National Geographic has, since it was founded in 1888, introduced people across the world to cultures different than their own. And, in doing so, it has been racist.
Thus writes Susan Goldberg, editor in chief of National Geographic, in an editorial introducing the magazine’s April issue, which is themed around race.
“It hurts to share the appalling stories from the magazine’s past,” Golderg writes. “But when we decided to devote our April magazine to the topic of race, we thought we should examine our own history before turning our reportorial gaze to others.”
In order to do so, National Geographic brought in a scholar who focuses on the history of photography and the history of Africa: John Edwin Mason of the University of Virginia. After examining the National Geographic archives, Goldberg writes, Mason found that from the magazine’s founding in the late-19th century through the 1960s, its coverage of non-white people was characterized by several obvious and persistent flaws. For one, people of color within the United States were overwhelming left out of the magazine’s coverage; when they were included, they were shown occupying menial positions. “Meanwhile it [the magazine] pictured “natives” elsewhere as exotics, famously and frequently unclothed, happy hunters, noble savages—every type of cliché,” Goldberg writes.
Mason also noted that these failures were likely related to the circumstances of National Geographic’s founding. “National Geographic comes into existence at the height of colonialism, and the world was divided into the colonizers and the colonized,” Goldberg quotes him as saying. “That was a color line, and National Geographic was reflecting that view of the world.”
While National Geographic’s decision to focus its April issue on race was based, Goldberg writes, on April 4 being the 50th anniversary of Martin Luther King Jr.’s assassination, the choice to examine the magazine’s past marginalization of minority groups was something she took personally. “I’m the tenth editor of National Geographic since its founding in 1888. I’m the first woman and the first Jewish person — a member of two groups that also once faced discrimination here,” she writes.
On social media, reactions to Goldberg’s editorial were largely positive.
.@Poyner Morning Mediawire: Apologizing for decades of racist coverage, @NatGeo explores itself. Kudos to editor @susanbgoldberg for looking at the mag’s own history https://t.co/1HF42jruMY— Indira Lakshmanan (@Indira_L) March 13, 2018
An amazing example of owning your past and evolving with self reflection. Thank you National Geographic for taking an honest look at race, starting with the history of your own publication. Bravo! 👏👏🏾👏🏿 https://t.co/ROi9bV1bYf— Jen Kwok 🐬💫 (@jenkwok) March 13, 2018
Love this public accountability moment. We need more of this accountability modelled for us all. https://t.co/8SEJqaxloi— Laverne Cox (@Lavernecox) March 13, 2018
Yet others thought the editorial, especially in context of the issue of National Geographic in which it appears, failed to go far enough.
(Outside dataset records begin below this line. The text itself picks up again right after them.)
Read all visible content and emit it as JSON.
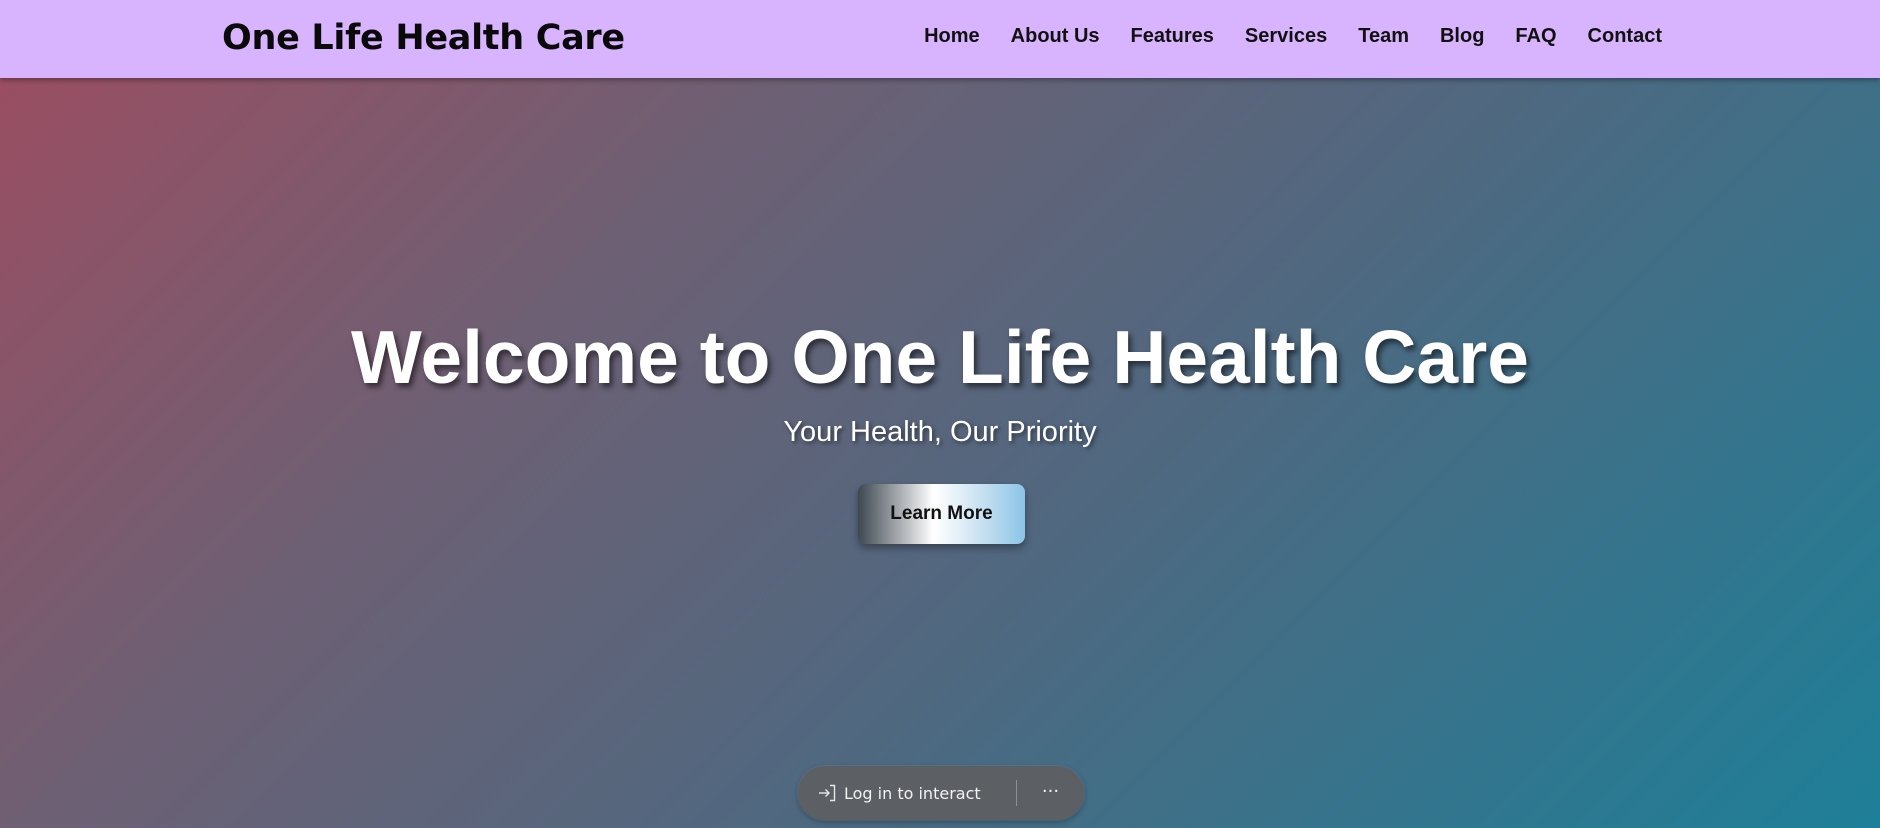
{
  "header": {
    "brand": "One Life Health Care",
    "nav": [
      {
        "label": "Home"
      },
      {
        "label": "About Us"
      },
      {
        "label": "Features"
      },
      {
        "label": "Services"
      },
      {
        "label": "Team"
      },
      {
        "label": "Blog"
      },
      {
        "label": "FAQ"
      },
      {
        "label": "Contact"
      }
    ]
  },
  "hero": {
    "title": "Welcome to One Life Health Care",
    "subtitle": "Your Health, Our Priority",
    "cta_label": "Learn More"
  },
  "overlay": {
    "login_label": "Log in to interact",
    "login_icon": "sign-in-icon",
    "more_icon": "more-horizontal-icon",
    "more_label": "···"
  },
  "colors": {
    "nav_background": "#d8b4fe",
    "hero_gradient_start": "#9a4e62",
    "hero_gradient_end": "#1e7f98"
  }
}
For over a century, @NatGeo has exoticized POC’s around the world for the amusement of their white audiences—failing as journalists. It has taken 130 years to finally admit their racism, and I am not celebrating until I see 130 more years of progress. https://t.co/7me72X3cCj— Rashad Robinson (@rashadrobinson) March 13, 2018
This is a deeply important piece from @susanbgoldberg + @johnedwinmason, & a major step in acknowledging @NatGeo’s history of reinforcing the colonial gaze. But I also really wish that the cover of the race issue had been shot by a photographer of color. https://t.co/wFfgqDD7Jr— Daniella Zalcman (@dzalcman) March 13, 2018
One of Mason’s remarks on the National Geographic archives stands out: “It’s possible to say that a magazine can open people’s eyes at the same time it closes them,” Goldberg quotes him as saying. Important words for magazine writers, editors, publishers and readers to keep in mind, at National Geographic and beyond.